---------- PROVIDED RECORDS

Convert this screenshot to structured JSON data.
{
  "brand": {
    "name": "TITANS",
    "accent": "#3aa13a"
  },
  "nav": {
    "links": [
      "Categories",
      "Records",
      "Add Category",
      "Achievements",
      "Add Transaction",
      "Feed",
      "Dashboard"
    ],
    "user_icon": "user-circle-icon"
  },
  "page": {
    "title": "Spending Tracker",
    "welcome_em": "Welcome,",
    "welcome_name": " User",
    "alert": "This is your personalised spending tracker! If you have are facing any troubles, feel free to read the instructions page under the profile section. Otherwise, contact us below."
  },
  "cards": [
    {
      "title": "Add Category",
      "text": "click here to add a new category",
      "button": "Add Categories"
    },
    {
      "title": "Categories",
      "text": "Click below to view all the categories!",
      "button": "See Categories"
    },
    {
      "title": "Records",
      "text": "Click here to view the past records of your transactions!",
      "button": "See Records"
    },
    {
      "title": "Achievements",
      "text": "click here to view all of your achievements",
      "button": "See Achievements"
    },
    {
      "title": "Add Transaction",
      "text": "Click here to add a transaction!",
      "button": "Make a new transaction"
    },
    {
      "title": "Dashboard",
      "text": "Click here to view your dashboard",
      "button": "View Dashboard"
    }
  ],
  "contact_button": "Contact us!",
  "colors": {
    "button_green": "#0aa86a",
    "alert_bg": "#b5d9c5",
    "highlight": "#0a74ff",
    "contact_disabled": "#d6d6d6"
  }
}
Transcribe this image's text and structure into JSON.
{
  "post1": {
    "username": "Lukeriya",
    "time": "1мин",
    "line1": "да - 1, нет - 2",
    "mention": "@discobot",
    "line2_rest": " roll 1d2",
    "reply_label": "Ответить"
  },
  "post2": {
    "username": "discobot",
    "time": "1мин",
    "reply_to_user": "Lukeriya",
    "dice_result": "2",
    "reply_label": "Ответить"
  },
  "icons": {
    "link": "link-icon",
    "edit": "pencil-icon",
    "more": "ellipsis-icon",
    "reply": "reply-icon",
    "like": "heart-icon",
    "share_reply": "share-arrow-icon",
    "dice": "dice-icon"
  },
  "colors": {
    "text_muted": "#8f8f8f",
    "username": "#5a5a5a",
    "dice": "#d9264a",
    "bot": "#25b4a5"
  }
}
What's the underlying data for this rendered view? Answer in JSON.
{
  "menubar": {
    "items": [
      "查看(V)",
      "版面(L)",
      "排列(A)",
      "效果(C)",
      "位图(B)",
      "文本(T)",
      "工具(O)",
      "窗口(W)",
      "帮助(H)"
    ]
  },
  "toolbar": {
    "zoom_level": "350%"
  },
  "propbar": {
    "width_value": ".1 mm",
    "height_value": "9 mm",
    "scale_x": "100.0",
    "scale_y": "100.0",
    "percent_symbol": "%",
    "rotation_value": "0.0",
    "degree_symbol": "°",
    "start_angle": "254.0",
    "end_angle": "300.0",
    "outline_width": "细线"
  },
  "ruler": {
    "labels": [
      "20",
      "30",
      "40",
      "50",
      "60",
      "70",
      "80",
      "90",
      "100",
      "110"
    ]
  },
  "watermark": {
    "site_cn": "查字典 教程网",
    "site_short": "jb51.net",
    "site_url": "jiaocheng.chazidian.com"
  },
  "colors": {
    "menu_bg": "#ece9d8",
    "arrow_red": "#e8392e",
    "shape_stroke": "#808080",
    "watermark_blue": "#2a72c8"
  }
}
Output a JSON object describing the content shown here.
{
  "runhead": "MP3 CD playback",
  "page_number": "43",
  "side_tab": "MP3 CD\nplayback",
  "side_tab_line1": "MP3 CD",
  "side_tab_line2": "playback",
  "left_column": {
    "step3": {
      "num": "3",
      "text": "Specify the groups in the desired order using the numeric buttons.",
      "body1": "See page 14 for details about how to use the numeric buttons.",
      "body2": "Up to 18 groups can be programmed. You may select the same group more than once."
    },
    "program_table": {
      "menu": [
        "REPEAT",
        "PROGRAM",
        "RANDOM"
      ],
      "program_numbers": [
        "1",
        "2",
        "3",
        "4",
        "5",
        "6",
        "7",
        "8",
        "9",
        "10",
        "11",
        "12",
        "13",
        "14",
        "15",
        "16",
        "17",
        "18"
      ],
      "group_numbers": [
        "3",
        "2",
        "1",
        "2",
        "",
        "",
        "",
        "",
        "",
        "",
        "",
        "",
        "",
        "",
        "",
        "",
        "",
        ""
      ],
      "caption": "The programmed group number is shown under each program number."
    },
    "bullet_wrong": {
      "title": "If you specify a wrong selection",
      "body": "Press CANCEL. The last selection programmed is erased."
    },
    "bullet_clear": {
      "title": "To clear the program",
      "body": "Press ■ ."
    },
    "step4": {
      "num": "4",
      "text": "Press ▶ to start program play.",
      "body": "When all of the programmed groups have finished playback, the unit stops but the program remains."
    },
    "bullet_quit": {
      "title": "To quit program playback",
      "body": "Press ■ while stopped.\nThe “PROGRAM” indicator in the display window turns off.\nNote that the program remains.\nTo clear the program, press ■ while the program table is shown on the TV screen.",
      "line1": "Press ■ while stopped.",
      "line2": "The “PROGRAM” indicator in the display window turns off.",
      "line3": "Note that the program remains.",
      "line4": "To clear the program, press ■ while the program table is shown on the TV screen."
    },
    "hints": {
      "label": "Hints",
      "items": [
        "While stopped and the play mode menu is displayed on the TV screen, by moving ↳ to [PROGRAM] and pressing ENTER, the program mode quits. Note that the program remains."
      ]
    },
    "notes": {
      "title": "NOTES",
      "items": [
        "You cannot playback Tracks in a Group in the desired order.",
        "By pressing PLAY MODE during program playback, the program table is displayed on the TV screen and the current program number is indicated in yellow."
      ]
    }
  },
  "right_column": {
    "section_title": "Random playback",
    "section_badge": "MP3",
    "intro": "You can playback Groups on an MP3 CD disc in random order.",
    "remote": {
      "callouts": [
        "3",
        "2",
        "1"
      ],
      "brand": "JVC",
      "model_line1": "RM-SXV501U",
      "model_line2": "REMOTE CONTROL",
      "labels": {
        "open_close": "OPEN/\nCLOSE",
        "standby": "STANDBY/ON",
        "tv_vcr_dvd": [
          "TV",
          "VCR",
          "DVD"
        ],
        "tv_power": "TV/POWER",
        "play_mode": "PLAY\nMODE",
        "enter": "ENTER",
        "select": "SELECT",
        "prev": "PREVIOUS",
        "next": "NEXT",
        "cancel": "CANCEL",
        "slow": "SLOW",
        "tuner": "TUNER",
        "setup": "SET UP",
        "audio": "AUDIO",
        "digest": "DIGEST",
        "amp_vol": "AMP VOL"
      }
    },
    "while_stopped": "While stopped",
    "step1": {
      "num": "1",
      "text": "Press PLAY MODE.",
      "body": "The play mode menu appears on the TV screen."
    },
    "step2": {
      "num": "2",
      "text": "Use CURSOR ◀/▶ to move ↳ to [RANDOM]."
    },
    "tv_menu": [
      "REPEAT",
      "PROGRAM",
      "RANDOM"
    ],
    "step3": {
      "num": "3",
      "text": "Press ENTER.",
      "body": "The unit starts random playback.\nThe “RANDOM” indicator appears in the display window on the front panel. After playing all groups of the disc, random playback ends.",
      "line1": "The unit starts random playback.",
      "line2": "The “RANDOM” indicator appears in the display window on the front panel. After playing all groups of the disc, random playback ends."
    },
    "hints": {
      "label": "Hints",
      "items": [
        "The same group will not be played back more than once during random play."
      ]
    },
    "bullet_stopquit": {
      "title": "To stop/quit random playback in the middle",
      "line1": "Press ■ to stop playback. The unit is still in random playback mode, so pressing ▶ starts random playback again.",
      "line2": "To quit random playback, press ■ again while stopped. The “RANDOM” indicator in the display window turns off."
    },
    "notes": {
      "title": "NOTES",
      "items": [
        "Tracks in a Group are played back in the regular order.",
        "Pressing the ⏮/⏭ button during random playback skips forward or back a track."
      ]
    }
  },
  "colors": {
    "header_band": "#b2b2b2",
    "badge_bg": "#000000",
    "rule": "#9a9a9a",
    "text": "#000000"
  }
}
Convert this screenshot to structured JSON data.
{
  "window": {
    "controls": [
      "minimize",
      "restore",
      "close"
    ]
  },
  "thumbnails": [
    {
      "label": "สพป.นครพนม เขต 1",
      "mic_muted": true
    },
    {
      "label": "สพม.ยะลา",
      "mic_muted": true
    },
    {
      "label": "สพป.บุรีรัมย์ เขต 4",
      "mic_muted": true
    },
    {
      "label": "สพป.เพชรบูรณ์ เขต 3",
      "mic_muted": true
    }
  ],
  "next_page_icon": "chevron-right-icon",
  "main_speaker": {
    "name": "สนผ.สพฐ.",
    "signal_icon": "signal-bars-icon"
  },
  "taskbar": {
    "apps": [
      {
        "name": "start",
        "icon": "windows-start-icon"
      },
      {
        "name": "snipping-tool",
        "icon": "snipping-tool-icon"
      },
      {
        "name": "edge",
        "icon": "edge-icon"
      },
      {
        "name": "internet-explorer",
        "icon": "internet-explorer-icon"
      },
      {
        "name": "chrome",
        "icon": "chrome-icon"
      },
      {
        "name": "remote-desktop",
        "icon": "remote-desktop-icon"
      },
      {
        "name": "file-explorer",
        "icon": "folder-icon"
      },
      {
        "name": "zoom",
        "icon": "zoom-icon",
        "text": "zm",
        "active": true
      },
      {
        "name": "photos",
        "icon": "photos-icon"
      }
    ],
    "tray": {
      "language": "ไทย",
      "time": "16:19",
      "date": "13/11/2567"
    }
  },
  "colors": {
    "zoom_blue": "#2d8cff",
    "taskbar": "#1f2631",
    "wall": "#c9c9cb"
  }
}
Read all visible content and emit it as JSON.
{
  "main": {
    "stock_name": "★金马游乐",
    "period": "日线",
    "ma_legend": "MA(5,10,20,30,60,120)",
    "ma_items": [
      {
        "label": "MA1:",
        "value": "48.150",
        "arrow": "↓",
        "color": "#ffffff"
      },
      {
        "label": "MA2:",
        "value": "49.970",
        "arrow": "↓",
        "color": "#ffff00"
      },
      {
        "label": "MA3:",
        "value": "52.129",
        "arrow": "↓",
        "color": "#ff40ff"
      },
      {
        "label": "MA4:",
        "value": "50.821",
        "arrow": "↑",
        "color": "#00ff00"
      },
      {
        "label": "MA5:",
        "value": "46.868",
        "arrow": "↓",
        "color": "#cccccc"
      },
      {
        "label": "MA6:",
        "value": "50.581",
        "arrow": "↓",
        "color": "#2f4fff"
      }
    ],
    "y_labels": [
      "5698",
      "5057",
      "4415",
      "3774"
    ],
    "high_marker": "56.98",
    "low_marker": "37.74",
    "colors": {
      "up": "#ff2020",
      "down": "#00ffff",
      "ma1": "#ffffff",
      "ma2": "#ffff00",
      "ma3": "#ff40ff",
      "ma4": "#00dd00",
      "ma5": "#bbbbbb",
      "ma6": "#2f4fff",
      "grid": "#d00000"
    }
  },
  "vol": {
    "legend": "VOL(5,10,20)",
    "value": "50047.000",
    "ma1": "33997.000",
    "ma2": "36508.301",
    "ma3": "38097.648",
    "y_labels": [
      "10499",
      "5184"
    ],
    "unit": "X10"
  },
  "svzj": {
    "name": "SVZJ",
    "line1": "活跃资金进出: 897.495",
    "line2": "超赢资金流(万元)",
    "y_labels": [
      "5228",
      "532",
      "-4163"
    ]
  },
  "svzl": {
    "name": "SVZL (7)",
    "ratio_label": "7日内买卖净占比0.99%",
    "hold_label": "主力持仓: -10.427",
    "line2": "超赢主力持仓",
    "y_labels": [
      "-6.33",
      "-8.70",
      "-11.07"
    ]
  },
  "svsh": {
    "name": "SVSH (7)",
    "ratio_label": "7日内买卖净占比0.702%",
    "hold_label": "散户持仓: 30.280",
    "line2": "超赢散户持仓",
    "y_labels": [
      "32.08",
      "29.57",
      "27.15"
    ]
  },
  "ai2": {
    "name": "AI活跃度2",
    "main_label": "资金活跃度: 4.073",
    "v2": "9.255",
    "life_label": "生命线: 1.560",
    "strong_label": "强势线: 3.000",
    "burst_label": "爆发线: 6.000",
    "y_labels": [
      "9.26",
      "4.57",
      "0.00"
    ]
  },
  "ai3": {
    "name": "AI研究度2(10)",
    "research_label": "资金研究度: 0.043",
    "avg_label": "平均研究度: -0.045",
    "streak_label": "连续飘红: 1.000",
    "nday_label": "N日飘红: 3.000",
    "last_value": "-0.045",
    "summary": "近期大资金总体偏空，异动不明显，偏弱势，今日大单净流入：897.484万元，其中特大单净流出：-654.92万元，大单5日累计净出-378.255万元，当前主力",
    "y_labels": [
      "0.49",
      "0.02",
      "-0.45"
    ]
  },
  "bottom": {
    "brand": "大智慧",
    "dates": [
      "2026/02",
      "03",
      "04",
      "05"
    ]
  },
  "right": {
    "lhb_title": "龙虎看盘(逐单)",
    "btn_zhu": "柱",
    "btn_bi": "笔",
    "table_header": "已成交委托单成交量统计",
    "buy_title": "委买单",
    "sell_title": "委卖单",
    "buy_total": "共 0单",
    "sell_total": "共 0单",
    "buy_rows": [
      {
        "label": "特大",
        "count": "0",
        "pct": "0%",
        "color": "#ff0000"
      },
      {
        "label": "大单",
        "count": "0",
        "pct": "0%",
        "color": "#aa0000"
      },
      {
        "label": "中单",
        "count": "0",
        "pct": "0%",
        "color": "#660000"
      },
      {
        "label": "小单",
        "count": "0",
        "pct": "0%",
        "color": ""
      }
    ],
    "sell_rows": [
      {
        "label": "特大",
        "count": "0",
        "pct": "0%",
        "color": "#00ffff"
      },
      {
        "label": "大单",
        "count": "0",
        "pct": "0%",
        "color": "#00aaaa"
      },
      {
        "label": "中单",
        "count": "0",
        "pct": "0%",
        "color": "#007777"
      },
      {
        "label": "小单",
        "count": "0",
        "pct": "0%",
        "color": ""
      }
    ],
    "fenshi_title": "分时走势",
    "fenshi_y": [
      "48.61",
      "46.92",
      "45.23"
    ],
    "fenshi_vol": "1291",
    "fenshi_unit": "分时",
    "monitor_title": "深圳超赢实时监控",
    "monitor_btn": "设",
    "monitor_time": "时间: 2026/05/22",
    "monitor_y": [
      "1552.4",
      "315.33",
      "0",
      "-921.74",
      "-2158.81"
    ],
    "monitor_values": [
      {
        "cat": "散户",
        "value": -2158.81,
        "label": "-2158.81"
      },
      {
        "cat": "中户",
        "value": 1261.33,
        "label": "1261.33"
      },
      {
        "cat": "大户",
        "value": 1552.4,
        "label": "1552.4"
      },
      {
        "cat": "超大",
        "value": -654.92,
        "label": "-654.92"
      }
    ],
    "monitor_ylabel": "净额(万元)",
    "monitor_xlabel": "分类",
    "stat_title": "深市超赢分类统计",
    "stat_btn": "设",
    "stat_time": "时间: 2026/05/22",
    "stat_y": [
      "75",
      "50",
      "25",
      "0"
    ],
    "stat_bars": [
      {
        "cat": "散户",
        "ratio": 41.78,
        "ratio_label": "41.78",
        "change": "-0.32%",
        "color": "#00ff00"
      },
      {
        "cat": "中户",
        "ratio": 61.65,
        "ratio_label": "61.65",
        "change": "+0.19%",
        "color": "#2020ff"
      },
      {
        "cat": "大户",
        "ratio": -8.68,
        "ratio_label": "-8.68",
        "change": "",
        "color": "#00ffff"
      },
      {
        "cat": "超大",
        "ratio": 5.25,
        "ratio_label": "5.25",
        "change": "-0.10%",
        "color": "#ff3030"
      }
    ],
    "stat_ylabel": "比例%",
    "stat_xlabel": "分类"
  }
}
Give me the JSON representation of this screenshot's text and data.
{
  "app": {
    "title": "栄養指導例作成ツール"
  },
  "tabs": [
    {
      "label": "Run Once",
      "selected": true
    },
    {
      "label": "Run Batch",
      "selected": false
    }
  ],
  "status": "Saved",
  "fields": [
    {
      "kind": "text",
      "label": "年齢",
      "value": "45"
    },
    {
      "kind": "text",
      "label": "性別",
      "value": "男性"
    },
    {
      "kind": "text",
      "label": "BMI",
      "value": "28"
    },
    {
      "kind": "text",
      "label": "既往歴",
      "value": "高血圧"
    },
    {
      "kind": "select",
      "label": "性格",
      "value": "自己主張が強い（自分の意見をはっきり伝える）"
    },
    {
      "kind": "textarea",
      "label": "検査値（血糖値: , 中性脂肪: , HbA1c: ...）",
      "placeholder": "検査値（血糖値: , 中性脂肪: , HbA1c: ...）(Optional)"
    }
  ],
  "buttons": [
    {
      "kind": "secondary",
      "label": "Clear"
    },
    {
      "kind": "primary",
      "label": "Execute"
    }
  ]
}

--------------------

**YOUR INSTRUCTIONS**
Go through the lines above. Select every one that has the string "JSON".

**EXERCISE ANSWER**
Convert this screenshot to structured JSON data.
Transcribe this image's text and structure into JSON.
What's the underlying data for this rendered view? Answer in JSON.
Output a JSON object describing the content shown here.
Convert this screenshot to structured JSON data.
Read all visible content and emit it as JSON.
Give me the JSON representation of this screenshot's text and data.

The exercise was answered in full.